> [Source data]:
------------------------------
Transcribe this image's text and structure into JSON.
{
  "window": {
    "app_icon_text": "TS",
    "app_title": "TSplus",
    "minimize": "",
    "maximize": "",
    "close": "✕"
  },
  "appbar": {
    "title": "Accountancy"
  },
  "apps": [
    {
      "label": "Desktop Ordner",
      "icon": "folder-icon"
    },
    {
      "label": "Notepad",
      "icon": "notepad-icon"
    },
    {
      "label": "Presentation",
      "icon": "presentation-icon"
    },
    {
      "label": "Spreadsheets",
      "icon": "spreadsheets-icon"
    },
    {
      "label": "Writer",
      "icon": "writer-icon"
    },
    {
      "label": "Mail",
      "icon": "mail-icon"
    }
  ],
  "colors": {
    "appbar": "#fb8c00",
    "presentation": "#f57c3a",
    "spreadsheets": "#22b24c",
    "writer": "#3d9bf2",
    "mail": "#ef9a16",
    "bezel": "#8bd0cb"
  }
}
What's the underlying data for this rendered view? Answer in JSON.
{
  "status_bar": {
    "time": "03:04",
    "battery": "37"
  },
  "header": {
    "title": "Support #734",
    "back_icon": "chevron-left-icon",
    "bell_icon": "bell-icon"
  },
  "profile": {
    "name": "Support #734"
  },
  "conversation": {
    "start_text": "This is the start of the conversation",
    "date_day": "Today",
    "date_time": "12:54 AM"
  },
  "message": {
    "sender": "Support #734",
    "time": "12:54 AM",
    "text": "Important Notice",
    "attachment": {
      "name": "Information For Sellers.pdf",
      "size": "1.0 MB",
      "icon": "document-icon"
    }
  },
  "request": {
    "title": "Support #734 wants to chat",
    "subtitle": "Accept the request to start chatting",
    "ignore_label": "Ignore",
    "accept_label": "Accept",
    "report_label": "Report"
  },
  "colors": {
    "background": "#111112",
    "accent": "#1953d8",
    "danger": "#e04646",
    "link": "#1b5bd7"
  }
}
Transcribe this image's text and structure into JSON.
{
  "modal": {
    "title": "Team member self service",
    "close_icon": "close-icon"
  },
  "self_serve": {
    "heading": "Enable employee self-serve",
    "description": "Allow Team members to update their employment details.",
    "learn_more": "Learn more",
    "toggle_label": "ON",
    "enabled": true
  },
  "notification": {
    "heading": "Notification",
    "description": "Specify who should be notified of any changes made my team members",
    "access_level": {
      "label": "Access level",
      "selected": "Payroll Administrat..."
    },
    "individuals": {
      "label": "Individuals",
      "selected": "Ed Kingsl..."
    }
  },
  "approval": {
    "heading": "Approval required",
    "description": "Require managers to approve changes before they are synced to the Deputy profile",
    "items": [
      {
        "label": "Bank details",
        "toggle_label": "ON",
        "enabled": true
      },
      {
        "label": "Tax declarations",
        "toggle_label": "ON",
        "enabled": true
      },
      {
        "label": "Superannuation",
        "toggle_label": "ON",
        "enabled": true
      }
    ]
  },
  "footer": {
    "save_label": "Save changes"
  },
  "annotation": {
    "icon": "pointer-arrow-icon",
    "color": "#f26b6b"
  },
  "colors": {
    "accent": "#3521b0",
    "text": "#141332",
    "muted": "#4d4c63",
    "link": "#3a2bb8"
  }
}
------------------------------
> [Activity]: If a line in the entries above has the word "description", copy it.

> [Problem solution]:
    "description": "Allow Team members to update their employment details.",
    "description": "Specify who should be notified of any changes made my team members",
    "description": "Require managers to approve changes before they are synced to the Deputy profile",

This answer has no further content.